How To Implement Tough Decisions

If you're in a leadership position and haven't read the Good Boss, Bad Boss book by Robert Sutton, I would recommend it.  Here's a little excerpt from the book on how to implement tough decisions in effective and humane ways;

1) Do not delay painful decisions and actions; hoping the problem will go away or that someone else will do your dirty work rarely is an effective path.

2) Assume that you are clueless, or at least have only a dim understanding, of how people judge you and the dirty work that you do.

3) Implement tough decisions as well as you can - even if they strike you as wrong or misguided.  Or get out of the way and let someone else do it.

4) Do everything possible to communicate to all who will be affected how distressing events will unfold, so they can predict when bad thins will (and will not) happen to them.

5) Explain early and often why the dirty work is necessary.

6) Look for ways to give employees influence over how painful changes happen to them, even when it is impossible to change what will happen to them.

7) Never humiliate, belittle, or bad-mouth people who are the targets of your dirty work.

8) Ask yourself and fellow bosses to seriously consider if the dirty work is really necessary before implementing it.  Just because all your competitors do it, or you have always done it in the past, does not mean it is wise right now.

9) Do not mislead or lie to employees, as doing so can destroy their loyalty and confidence, along with your reputation. 

10) Keep you big mouth shut.  Divulging sensitive or confidential information can harm employees, your organization, and you, too.

11) Refrain from doing mean-spirited things to exact personal revenge against employees who resist or object to your dirty work.

12) Do not attempt dirty work if you lack the power to do it right, no matter how necessary it may seem.

Tuesday, November 20, 2012

Blessing in Return

There was a young lady having lunch at a corner restaurant and reading a letter she received from home.  Upon opening the envelope, she realized there was a crisp, $20 bill enclosed with the letter.  Appreciative and humbled, she continued reading.  As she was reading her letter, she couldn't help but notice outside the window of the restaurant stood a raggedly dress, middle-aged gentleman, that appeared to be down on his luck.  She continued reading, occasionally glancing outside at the man and thinking about his misfortunes.

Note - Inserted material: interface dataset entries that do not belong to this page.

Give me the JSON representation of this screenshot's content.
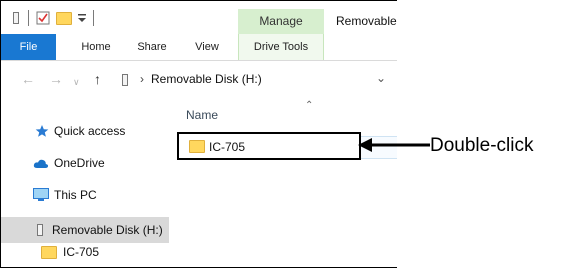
{
  "title_bar": {
    "context_tab": "Manage",
    "window_title": "Removable Disk (H:)"
  },
  "ribbon": {
    "tabs": [
      "File",
      "Home",
      "Share",
      "View",
      "Drive Tools"
    ],
    "accent": "#1978d2",
    "context_accent": "#d7efcf"
  },
  "address_bar": {
    "path_segment": "Removable Disk (H:)"
  },
  "navigation_pane": {
    "items": [
      {
        "label": "Quick access",
        "icon": "star-icon"
      },
      {
        "label": "OneDrive",
        "icon": "cloud-icon"
      },
      {
        "label": "This PC",
        "icon": "monitor-icon"
      },
      {
        "label": "Removable Disk (H:)",
        "icon": "usb-drive-icon",
        "selected": true
      },
      {
        "label": "IC-705",
        "icon": "folder-icon"
      }
    ]
  },
  "content": {
    "column_header": "Name",
    "files": [
      {
        "name": "IC-705",
        "type": "folder"
      }
    ]
  },
  "annotation": {
    "text": "Double-click"
  }
}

As she concluded her letter, she thought to herself that perhaps this man would benefit more from the $20 than she.  So she placed the $20 bill inside the envelope and wrote the word "Persevere" on the outside of the envelope.  As she finished her lunch, she nonchalantly dropped the envelope at the feet of the man outside of the restaurant.  She walked away - glancing back and saw the man pick up the envelope, read it and take the $20.  He smiled, tipped his cap and she continued on her way.

The next day, the young lady was walking down that same sidewalk when she felt a tap on her shoulder.  As she turned around, she saw this same man, smiling as he reached out to give her a handful of bills.  "What's this?" the young lady asked.  "It's for's the money you won, lady!"

"Persevere went off at 5 to 1 yesterday!"

Now there is a moral to this story...
It is impossible to unselfishly give of yourself, without receiving a blessing in return.

So today, be thankful and give blessing less fortunate than you!